Task statement: Hunt through the entries for the word "JSON" and copy each line in which it appears.

** Dataset entries follows **

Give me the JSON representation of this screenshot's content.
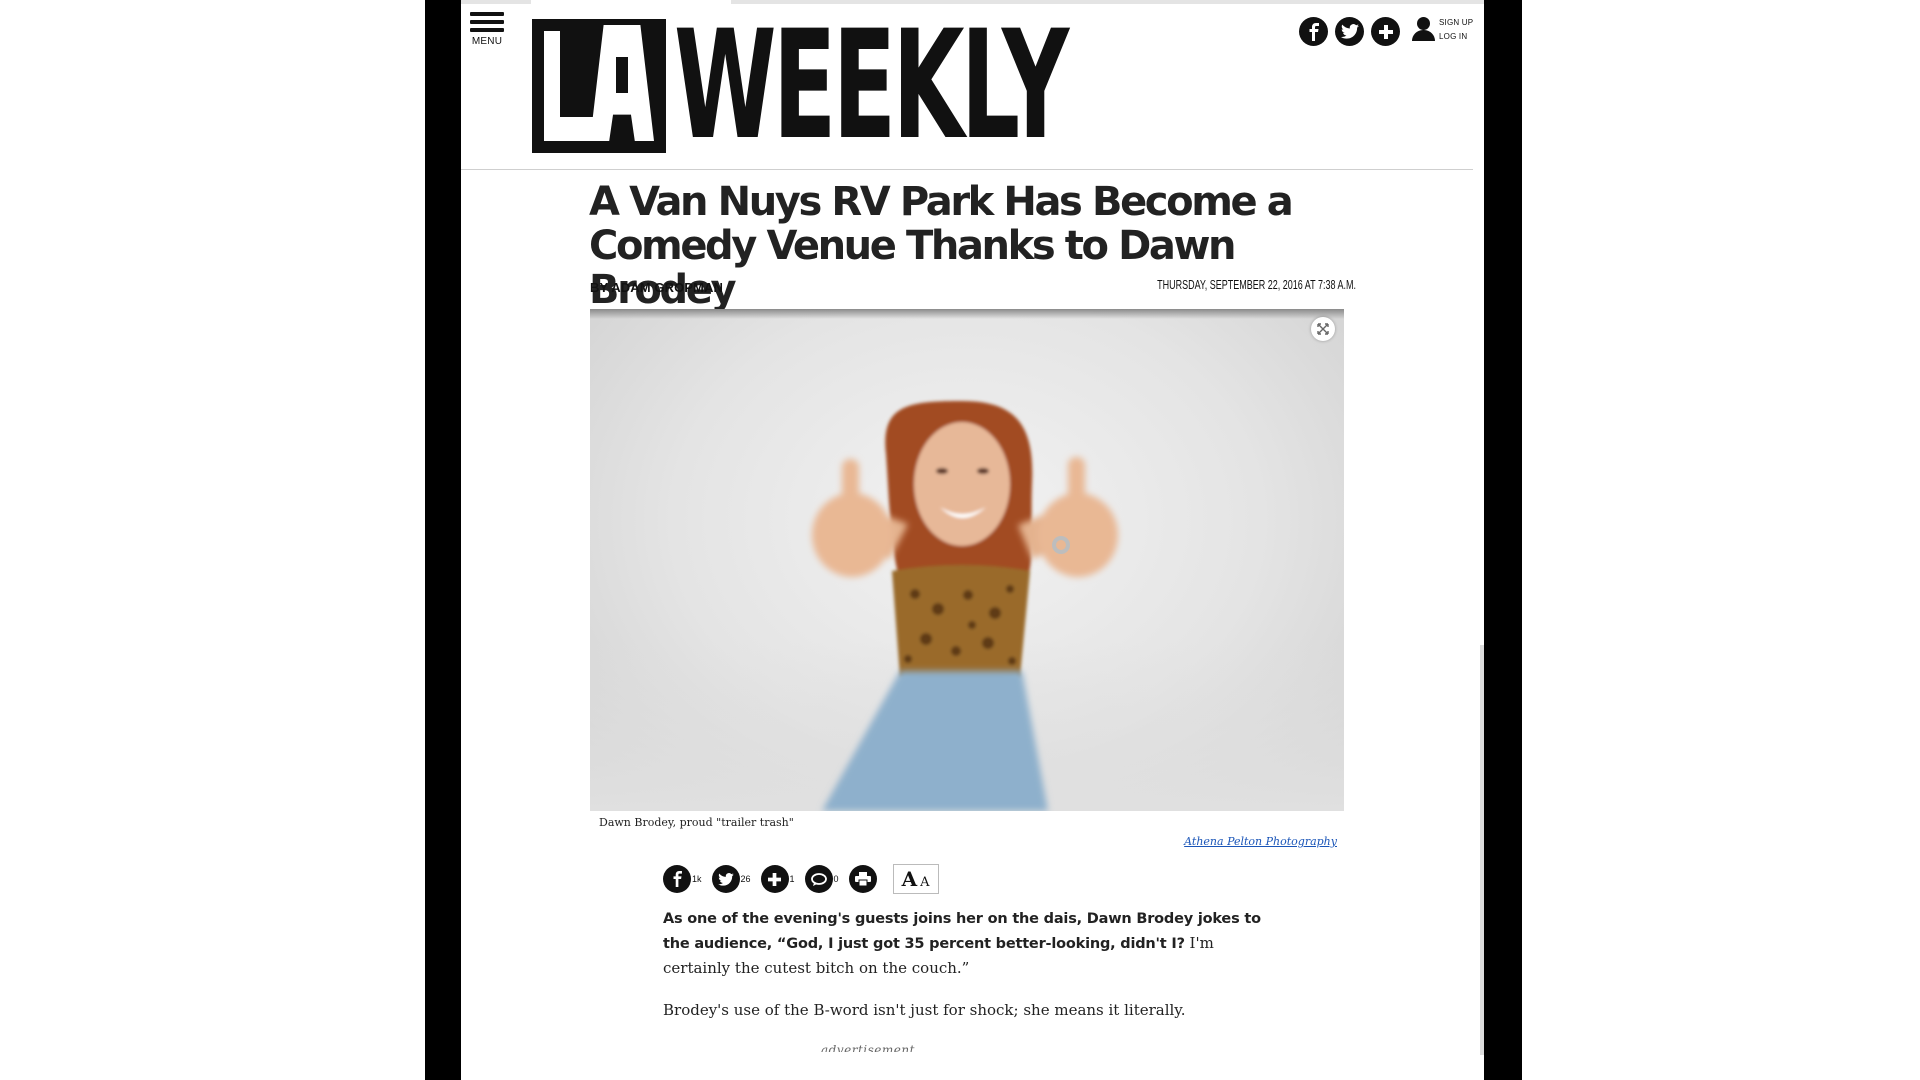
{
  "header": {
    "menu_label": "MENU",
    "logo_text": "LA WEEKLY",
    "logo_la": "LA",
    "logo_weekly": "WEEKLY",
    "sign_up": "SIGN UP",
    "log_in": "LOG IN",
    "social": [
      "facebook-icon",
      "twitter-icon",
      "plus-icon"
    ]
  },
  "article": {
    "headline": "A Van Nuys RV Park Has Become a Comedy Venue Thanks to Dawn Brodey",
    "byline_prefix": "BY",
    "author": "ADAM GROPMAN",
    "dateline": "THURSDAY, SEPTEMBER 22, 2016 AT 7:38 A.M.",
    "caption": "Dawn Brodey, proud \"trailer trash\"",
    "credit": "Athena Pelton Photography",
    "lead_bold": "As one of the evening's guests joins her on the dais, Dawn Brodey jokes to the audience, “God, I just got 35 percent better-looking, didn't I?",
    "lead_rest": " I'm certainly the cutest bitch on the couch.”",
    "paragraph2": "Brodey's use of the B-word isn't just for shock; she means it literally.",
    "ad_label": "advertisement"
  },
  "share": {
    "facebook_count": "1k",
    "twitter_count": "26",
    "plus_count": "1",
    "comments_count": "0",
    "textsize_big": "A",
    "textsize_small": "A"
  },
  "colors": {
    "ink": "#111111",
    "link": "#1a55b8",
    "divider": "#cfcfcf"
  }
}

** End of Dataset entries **
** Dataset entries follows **

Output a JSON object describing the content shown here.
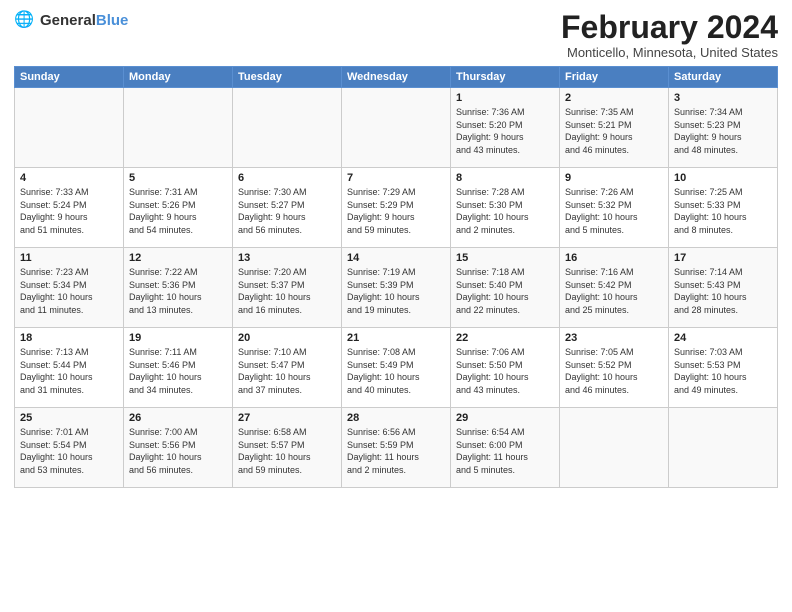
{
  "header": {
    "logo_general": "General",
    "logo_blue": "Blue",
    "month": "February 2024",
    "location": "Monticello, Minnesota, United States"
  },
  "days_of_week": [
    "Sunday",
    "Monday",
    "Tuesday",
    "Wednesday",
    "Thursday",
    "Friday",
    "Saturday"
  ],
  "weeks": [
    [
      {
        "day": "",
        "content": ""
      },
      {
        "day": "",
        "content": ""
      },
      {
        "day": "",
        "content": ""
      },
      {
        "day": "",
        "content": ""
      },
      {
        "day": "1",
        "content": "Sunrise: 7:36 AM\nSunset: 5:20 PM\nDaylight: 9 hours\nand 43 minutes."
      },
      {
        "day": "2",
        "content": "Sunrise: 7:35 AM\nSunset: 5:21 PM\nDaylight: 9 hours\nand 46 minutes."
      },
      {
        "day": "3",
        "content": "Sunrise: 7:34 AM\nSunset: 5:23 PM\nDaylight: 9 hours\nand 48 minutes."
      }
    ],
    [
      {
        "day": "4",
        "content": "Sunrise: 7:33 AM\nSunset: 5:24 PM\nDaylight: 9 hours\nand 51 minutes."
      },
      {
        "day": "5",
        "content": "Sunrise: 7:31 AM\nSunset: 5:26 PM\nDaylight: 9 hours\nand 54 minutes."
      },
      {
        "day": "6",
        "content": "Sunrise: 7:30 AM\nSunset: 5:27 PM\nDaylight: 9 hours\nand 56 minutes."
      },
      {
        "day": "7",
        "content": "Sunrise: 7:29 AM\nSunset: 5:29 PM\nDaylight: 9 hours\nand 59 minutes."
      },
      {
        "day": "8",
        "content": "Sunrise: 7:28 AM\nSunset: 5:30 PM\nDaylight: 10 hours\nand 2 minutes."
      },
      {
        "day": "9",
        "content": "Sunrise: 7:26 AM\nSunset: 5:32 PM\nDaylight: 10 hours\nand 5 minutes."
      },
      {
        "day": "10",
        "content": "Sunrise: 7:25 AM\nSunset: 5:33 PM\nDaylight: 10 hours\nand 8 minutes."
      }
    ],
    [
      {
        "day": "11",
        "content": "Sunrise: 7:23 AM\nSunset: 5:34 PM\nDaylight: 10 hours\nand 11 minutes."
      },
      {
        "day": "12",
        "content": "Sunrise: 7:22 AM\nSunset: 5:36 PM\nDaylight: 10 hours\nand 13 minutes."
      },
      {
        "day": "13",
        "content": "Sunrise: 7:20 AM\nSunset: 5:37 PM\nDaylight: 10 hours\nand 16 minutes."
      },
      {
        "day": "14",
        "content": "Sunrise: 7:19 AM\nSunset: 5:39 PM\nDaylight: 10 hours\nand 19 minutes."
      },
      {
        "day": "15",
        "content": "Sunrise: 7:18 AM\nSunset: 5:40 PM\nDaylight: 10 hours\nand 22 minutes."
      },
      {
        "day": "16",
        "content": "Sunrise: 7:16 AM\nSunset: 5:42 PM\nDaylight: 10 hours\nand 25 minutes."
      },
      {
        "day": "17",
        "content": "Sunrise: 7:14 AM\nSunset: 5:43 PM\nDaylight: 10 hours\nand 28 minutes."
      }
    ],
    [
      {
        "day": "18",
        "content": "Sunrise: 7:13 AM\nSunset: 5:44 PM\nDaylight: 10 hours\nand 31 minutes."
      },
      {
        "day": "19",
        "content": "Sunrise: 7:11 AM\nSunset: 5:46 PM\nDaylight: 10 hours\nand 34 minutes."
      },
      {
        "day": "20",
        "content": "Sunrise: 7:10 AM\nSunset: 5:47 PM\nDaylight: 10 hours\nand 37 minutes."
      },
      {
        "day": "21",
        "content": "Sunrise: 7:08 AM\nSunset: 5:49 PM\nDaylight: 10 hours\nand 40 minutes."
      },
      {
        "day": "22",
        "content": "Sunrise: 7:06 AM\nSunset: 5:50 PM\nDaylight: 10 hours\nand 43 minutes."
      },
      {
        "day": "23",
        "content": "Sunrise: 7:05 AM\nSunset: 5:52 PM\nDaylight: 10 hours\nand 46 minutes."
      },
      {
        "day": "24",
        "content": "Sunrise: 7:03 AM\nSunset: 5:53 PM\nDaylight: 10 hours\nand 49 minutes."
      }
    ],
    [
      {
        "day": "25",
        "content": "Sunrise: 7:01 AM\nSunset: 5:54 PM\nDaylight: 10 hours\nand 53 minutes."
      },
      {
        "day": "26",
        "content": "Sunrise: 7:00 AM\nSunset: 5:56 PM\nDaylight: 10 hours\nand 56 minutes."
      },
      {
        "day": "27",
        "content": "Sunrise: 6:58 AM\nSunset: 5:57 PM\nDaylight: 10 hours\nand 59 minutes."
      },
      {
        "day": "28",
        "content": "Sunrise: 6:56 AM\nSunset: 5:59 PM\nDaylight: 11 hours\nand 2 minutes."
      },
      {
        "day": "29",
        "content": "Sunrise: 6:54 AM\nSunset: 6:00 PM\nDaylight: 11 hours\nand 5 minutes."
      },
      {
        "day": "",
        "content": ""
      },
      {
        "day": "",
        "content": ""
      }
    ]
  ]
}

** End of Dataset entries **
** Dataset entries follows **

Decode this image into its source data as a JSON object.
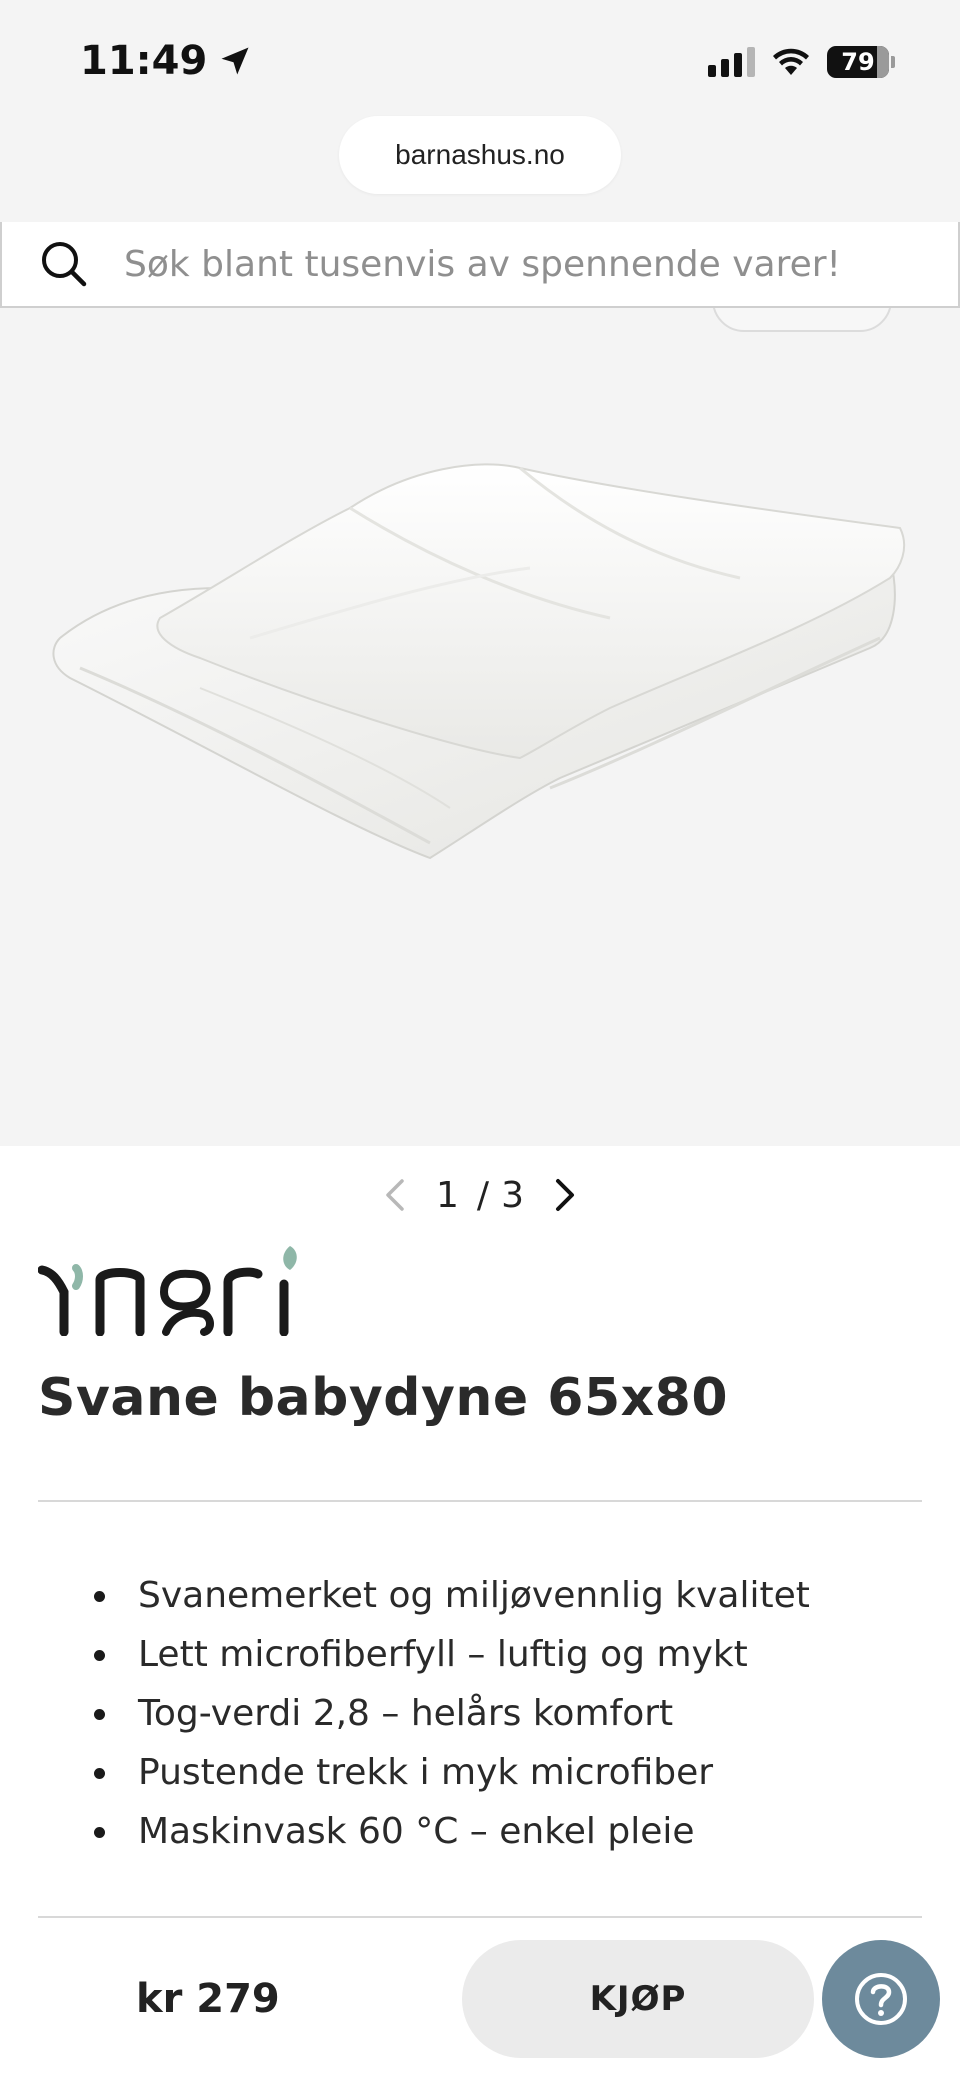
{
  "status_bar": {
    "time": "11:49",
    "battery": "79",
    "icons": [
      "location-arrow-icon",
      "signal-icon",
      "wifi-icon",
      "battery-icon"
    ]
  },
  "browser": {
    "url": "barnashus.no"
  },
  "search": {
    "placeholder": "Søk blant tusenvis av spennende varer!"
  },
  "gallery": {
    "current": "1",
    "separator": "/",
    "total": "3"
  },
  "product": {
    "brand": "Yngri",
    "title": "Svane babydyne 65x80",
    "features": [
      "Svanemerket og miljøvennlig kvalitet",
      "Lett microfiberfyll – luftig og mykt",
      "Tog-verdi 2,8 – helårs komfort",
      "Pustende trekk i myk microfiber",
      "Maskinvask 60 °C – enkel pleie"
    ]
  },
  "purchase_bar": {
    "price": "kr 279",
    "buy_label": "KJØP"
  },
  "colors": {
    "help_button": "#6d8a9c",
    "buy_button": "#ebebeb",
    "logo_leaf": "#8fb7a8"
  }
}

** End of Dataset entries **

Reply:
Give me the JSON representation of this screenshot's content.
Output a JSON object describing the content shown here.
Decode this image into its source data as a JSON object.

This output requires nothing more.